Matt Stearns, spokesman for UnitedHealth, said the company was also making a three-year, $1.5 million investment in an employment program called Empowering Kansans. By partnering with the Kansas Department of Health and Environment, the program will bring various state and local researchers together to help KanCare recipients find meaningful employment.
“The program is designed to address both the need for employment among persons with disabilities in Kansas as well as employer needs to grow their businesses and the Kansas economy,” Stearns said.
Amerigroup has hired more than 250 employees with a goal of 274 in the state. The company has a new office in Overland Park, which includes a customer contact center.
“As we grow in Kansas, we expect to expand our workforce,” said Laura Hopkins, Amerigroup Kansas CEO.
The Sunflower State Health Plan is headquartered in Lenexa, but has staff located statewide. The company plans to hire more than 230 employees initially to manage its contract, but a spokeswoman said the number could increase after Jan. 1.
“Our approach to business is based on the core belief that quality health care is best delivered locally,” said spokeswoman Monica Stoneking.
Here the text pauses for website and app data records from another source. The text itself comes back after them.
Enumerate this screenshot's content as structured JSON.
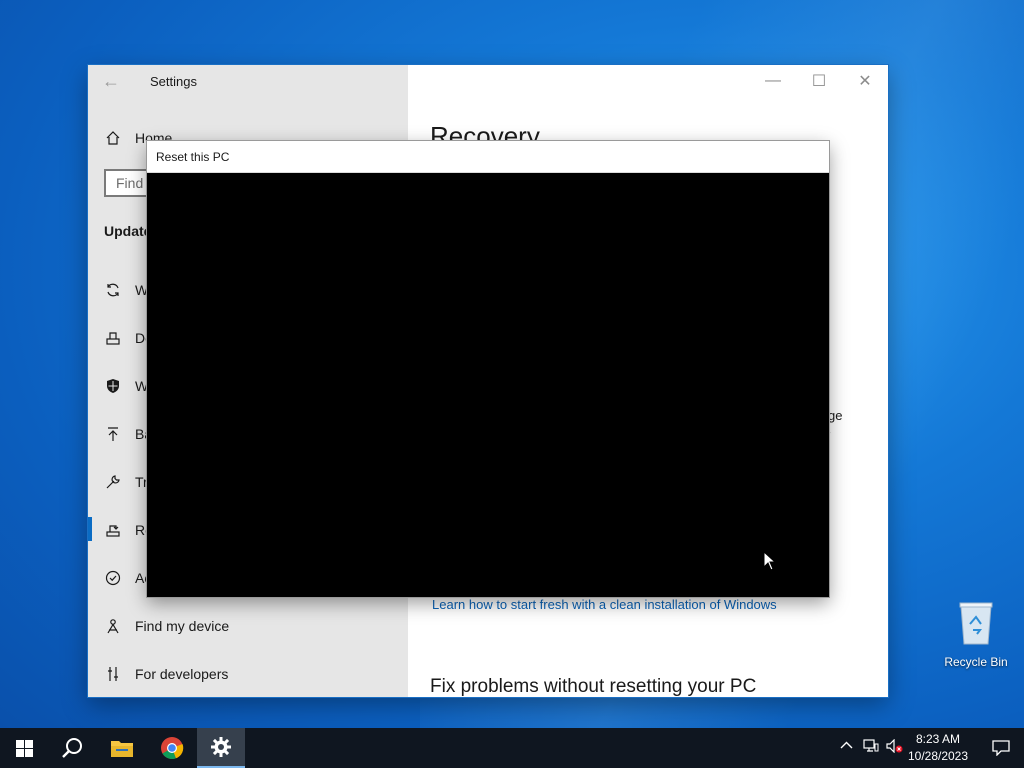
{
  "settings": {
    "window_title": "Settings",
    "controls": {
      "minimize": "—",
      "maximize": "☐",
      "close": "✕"
    },
    "sidebar": {
      "home_label": "Home",
      "search_placeholder": "Find a",
      "section_heading": "Update",
      "items": [
        {
          "label": "W",
          "icon": "sync-icon"
        },
        {
          "label": "De",
          "icon": "delivery-optimization-icon"
        },
        {
          "label": "W",
          "icon": "windows-security-icon"
        },
        {
          "label": "Ba",
          "icon": "backup-icon"
        },
        {
          "label": "Tr",
          "icon": "troubleshoot-icon"
        },
        {
          "label": "Re",
          "icon": "recovery-icon",
          "selected": true
        },
        {
          "label": "Ac",
          "icon": "activation-icon"
        },
        {
          "label": "Find my device",
          "icon": "find-my-device-icon"
        },
        {
          "label": "For developers",
          "icon": "developers-icon"
        }
      ]
    },
    "main": {
      "page_title": "Recovery",
      "fragment_a": "ge",
      "fragment_b": "r",
      "learn_link": "Learn how to start fresh with a clean installation of Windows",
      "fix_heading": "Fix problems without resetting your PC"
    }
  },
  "dialog": {
    "title": "Reset this PC"
  },
  "desktop": {
    "recycle_bin_label": "Recycle Bin"
  },
  "taskbar": {
    "clock_time": "8:23 AM",
    "clock_date": "10/28/2023",
    "accent_color": "#0a6cc4"
  }
}
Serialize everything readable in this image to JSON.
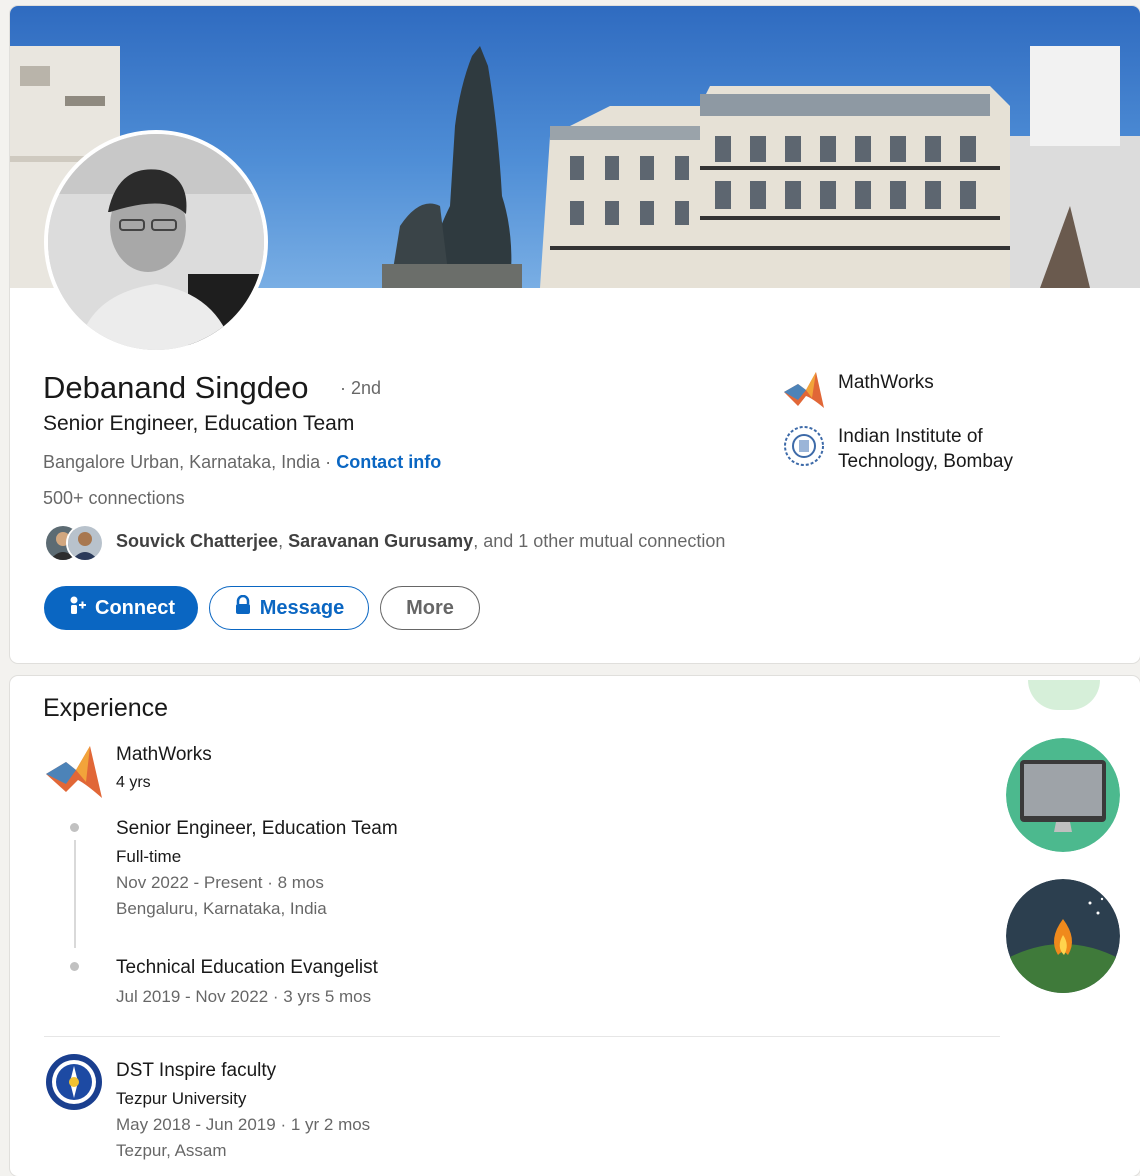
{
  "profile": {
    "name": "Debanand Singdeo",
    "degree": "· 2nd",
    "headline": "Senior Engineer, Education Team",
    "location": "Bangalore Urban, Karnataka, India ·",
    "contact_info": "Contact info",
    "connections": "500+ connections",
    "mutual_name_1": "Souvick Chatterjee",
    "mutual_sep": ",",
    "mutual_name_2": "Saravanan Gurusamy",
    "mutual_rest": ", and 1 other mutual connection"
  },
  "actions": {
    "connect": "Connect",
    "message": "Message",
    "more": "More"
  },
  "orgs": [
    {
      "label": "MathWorks",
      "icon": "matlab-logo-icon"
    },
    {
      "label": "Indian Institute of Technology, Bombay",
      "icon": "iit-bombay-seal-icon"
    }
  ],
  "experience": {
    "title": "Experience",
    "company": "MathWorks",
    "company_duration": "4 yrs",
    "roles": [
      {
        "title": "Senior Engineer, Education Team",
        "type": "Full-time",
        "dates": "Nov 2022 - Present · 8 mos",
        "location": "Bengaluru, Karnataka, India"
      },
      {
        "title": "Technical Education Evangelist",
        "dates": "Jul 2019 - Nov 2022 · 3 yrs 5 mos"
      }
    ],
    "second": {
      "title": "DST Inspire faculty",
      "company": "Tezpur University",
      "dates": "May 2018 - Jun 2019 · 1 yr 2 mos",
      "location": "Tezpur, Assam"
    }
  },
  "colors": {
    "primary": "#0a66c2",
    "page_bg": "#f3f2ef"
  }
}
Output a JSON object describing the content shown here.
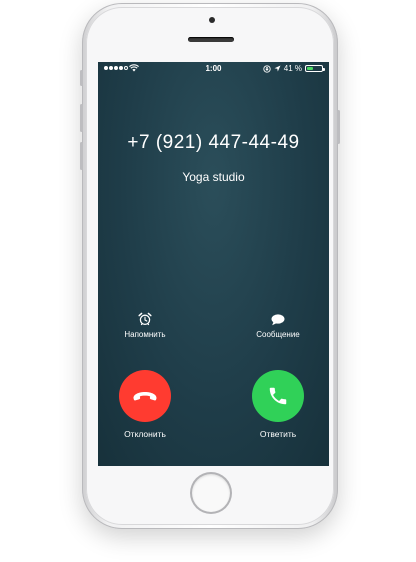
{
  "status_bar": {
    "time": "1:00",
    "battery_text": "41 %",
    "battery_level": 0.41,
    "signal_bars": 4,
    "icons": [
      "signal-dots-icon",
      "wifi-icon",
      "lock-rotation-icon",
      "location-arrow-icon",
      "battery-icon"
    ]
  },
  "call": {
    "number": "+7 (921) 447-44-49",
    "caller_label": "Yoga studio"
  },
  "options": {
    "remind_label": "Напомнить",
    "message_label": "Сообщение"
  },
  "actions": {
    "decline_label": "Отклонить",
    "accept_label": "Ответить"
  },
  "colors": {
    "decline": "#ff3b30",
    "accept": "#30d158",
    "screen_background": "#1f3d49"
  }
}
Kansas officials have put in place safeguards to ease the transition to the new system, including allowing recipients to keep their current physician for 90 days, even if the doctors are not in provider networks. In some areas, the MCOs haven’t been able to get enough specialty physicians to join the networks initially.
Similar provisions cover care received at out-of-network nursing homes, hospitals and community-based services designed to keep residents in their homes.
Most Kansans who receive state medical assistance are covered by managed care through private contractors, but the Medicaid overhaul represents the first time the state has tried to include relatively expensive, long-term care for the disabled and the elderly, including those in nursing homes.
The three companies offer competing plans, giving KanCare participants choices of services, such as preventive dental care for adults. Participants have until April to switch plans and the contracts offer incentives to the companies to pay claims quickly and improve the overall health of program participants.